The Hispanic Association for Cultural Enrichment at Rice (HACER) made Victoria Saeki-Serna’s fantasy quinceañera a reality on Saturday at Quinceañera 2019.
Donald Glover, also known as his musician persona Childish Gambino, released his long-awaited project Guava Island Thursday night at Coachella.
Poets Jennifer Chang and Michael Collier created an atmosphere of vulnerability and introspection with readings of their most recent work during a new installment of the Cherry Reading Series on Thursday. Both Chang and Collier painted vivid landscapes with their poetry that felt harrowingly intimate and eerily familiar to their listeners.
Rondelet is this weekend and since you’re already coughing up 20 bucks for each ticket, here are some ways to spare your wallet from further damage in the name of your totally cute outfit. I am perpetually broke so trust in this list, because I only included shops that I would personally visit in order to not break the bank:
For nearly half a century, Baker Shakespeare has been a staple of Rice’s theatre community and an endearing tradition for Baker College. In addition, Baker Shakespeare is an intensely collaborative production with the Houston theatre community, providing an immersive and fun experience for thespians and Shakespeare enthusiasts from far beyond the hedges.
Insomnia Gallery took International Women’s Day beyond hashtags and Snapchat filters by presenting a special art exhibition highlighting the work of local women artists. “She’s Real Gone: 3rd Annual Women’s Art Showcase” served as a celebration of creative women and their artistic work and experiences.
In a generation where digital interconnectedness is religion and where the Parkland tragedy is reality, versatility of mind, body and heart is less of a skill to put on your resume and more of a superpower. “Shapeshifters” is a triumph of teenage intensity and adaptability that brings the experiences of modern youth to the forefront of the mainstream Houston art scene.
Kiese Laymon admits that he wanted to write a lie.
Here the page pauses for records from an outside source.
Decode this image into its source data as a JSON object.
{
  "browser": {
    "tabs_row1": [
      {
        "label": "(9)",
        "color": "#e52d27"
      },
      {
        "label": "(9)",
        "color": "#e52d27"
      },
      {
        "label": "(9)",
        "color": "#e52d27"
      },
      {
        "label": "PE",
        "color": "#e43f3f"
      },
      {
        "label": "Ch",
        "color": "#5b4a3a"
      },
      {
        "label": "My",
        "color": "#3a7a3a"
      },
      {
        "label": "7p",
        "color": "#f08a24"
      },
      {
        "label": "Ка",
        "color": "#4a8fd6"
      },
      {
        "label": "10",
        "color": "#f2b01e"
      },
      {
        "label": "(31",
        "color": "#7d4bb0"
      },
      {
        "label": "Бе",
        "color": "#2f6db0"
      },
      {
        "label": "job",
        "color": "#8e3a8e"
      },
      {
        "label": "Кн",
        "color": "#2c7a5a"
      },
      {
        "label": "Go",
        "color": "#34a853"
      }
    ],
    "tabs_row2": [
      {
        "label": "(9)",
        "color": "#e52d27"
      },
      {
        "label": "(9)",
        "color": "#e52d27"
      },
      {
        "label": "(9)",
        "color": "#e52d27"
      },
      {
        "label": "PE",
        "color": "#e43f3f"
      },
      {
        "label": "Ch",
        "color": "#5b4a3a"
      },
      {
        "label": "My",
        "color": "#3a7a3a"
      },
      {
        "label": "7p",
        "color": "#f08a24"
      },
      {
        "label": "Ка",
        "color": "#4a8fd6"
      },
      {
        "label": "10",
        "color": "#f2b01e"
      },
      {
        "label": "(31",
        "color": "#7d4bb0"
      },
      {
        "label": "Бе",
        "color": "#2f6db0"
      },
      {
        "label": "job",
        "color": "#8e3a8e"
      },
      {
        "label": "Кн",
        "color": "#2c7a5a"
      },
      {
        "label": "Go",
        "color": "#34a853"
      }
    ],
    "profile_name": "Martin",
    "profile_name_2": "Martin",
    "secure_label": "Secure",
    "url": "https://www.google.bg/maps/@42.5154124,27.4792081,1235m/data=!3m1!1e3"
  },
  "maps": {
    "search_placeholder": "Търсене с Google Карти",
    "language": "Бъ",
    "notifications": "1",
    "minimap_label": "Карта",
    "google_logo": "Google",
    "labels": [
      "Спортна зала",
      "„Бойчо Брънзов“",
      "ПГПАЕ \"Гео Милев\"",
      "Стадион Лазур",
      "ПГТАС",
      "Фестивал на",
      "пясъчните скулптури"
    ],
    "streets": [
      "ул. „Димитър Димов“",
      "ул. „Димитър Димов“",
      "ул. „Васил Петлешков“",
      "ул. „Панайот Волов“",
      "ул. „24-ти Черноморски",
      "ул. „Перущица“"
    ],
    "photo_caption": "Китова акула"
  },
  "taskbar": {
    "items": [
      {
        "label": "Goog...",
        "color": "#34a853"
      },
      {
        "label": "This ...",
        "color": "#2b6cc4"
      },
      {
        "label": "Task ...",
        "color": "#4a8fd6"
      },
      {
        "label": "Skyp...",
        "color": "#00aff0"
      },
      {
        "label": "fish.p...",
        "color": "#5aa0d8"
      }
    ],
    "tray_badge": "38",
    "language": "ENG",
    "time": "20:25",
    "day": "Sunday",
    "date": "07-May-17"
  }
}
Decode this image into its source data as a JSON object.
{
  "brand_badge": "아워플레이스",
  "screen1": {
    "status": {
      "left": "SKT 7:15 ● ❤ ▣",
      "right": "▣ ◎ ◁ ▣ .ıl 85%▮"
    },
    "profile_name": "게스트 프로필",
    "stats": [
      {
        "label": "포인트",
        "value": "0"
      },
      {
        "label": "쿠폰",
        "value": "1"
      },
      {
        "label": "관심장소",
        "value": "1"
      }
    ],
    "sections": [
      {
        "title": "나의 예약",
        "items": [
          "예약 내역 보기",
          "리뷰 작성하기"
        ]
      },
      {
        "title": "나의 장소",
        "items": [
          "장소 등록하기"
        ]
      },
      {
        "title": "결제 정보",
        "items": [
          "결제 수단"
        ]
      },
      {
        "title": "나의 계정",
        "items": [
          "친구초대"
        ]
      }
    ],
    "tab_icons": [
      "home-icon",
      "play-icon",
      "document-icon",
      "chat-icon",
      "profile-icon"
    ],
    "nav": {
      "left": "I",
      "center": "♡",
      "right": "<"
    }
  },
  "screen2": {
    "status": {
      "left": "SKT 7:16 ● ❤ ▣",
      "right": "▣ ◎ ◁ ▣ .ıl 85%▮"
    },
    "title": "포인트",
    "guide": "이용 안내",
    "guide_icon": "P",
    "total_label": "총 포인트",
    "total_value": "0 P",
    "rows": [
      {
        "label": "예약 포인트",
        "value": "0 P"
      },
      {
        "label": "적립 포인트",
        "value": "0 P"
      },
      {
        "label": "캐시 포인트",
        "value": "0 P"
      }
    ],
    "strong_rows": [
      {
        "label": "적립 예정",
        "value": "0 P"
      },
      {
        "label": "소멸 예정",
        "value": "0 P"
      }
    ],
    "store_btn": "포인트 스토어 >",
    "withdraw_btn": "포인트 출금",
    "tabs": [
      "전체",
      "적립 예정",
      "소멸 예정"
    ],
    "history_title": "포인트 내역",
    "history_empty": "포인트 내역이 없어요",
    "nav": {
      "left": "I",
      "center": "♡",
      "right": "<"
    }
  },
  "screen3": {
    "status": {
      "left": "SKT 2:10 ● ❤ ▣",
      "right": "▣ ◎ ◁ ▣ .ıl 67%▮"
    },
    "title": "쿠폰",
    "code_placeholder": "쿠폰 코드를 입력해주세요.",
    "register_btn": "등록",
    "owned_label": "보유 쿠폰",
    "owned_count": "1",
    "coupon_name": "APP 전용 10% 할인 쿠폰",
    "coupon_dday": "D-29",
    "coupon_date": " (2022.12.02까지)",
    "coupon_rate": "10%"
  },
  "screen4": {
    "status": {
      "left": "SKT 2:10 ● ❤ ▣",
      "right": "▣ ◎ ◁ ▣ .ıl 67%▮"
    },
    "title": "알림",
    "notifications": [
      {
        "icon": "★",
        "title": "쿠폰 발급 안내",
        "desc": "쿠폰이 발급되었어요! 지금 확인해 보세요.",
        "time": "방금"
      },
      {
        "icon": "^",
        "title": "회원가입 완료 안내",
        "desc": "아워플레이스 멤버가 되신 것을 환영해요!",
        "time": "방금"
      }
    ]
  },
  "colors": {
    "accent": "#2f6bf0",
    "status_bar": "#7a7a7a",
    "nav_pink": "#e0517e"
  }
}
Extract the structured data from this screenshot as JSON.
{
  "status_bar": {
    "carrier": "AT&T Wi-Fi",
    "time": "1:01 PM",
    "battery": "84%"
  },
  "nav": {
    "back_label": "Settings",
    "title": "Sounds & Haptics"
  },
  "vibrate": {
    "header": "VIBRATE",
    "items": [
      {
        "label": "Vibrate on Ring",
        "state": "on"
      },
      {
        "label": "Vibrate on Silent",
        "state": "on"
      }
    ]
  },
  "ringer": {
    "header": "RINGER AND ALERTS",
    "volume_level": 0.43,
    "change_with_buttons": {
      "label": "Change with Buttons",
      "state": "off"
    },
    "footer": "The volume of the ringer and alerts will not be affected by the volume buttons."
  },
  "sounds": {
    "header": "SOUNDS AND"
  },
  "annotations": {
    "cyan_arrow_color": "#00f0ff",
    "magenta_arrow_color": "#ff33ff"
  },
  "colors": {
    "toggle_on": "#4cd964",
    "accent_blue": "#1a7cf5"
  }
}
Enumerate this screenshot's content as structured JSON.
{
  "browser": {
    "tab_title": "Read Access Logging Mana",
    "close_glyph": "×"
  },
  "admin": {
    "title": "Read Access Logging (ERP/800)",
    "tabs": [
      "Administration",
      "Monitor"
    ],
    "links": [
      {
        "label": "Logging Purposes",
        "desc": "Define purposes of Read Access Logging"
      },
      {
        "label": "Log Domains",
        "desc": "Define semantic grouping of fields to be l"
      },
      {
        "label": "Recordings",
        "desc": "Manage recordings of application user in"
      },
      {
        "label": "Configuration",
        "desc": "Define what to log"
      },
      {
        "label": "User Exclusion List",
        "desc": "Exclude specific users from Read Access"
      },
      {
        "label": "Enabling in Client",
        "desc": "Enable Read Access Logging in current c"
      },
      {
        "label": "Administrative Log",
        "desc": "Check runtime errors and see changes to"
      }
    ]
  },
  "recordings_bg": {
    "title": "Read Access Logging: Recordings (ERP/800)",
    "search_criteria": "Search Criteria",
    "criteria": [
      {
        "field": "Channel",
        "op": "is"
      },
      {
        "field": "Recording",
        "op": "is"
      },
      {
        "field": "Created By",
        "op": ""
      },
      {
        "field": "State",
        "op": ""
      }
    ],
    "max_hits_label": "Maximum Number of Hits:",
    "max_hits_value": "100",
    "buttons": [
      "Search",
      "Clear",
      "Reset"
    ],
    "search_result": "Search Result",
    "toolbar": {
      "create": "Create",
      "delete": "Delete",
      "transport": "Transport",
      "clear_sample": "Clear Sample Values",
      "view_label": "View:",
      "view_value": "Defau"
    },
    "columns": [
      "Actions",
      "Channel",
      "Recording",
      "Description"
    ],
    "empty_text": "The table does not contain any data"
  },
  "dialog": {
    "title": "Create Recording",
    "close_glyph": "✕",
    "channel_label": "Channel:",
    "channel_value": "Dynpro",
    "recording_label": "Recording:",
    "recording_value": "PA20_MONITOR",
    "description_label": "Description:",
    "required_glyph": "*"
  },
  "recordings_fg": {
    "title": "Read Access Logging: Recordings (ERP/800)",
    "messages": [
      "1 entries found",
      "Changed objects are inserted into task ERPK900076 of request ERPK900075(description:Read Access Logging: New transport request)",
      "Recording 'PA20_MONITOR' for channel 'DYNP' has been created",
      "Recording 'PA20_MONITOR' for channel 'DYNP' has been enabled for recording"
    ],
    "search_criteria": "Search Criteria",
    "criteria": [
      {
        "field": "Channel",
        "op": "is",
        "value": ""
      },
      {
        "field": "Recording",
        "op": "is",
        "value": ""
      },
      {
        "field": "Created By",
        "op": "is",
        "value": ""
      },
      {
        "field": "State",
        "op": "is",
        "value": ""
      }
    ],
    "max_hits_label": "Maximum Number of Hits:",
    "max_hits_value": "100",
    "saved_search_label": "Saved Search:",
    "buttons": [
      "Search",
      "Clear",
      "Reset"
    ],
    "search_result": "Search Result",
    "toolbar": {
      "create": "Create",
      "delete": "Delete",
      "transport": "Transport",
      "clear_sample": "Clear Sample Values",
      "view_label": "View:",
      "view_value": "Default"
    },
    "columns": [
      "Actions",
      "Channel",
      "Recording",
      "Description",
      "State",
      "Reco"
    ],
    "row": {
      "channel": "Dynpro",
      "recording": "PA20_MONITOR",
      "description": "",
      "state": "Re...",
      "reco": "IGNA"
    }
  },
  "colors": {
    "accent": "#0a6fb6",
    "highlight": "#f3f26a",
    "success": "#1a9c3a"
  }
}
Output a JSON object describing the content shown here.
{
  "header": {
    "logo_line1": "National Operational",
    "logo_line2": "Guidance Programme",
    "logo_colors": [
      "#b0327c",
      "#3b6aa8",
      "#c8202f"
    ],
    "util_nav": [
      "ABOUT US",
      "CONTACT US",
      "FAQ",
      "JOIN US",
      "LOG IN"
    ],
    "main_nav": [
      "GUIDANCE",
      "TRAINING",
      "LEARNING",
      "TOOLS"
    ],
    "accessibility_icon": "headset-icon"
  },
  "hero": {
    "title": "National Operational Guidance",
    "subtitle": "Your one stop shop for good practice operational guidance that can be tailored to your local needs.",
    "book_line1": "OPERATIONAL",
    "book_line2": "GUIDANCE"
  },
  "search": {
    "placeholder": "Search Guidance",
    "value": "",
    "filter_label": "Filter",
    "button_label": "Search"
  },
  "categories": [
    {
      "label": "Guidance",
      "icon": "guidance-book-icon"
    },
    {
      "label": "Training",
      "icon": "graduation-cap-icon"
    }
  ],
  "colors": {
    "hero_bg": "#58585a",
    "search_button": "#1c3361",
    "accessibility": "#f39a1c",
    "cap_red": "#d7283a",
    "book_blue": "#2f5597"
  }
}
A lie that would have fit neatly into the category of “American memoir.” Laymon assures us that we would have loved to read this titillating lie, but rather than succumbing to the lie, he instead bravely rejects the allure of a tantalizing story and delivers a raw confession of painful truths. Last Tuesday, Laymon visited Rice to speak these truths in person.
From grand orchestral scores to locally produced music videos, music plays an essential role in elevating movies into immersive artistic experiences. Vincent Capurso, ktru community DJ, aims to give local art, music and film lovers a heightened appreciation for movie music both on and off the air.
What does being limitless feel like? To Rice Dance Theatre co-company manager Matthew Brehm, being limitless means having a “sense of joy and hope.” He hopes RDT will empower and inspire audiences with their 2018 fall show titled “Limitless,” a collection of creative performances.
A local nonprofit is involving local Houston communities in the exploration and appreciation of Latinx culture with its annual festival celebrating Día de los Muertos. Multicultural Education and Counseling through the Arts (MECA) hosts the annual event that boasted upwards of 10,000 visitors in 2017. The festival runs for two days in late October and offers festival-goers the chance to experience various facets of Latinx traditions, including food, music and crafts.
Hidden in the bustle of downtown Houston now lies a vibrant moonscape that takes shadow storytelling to a whole new level.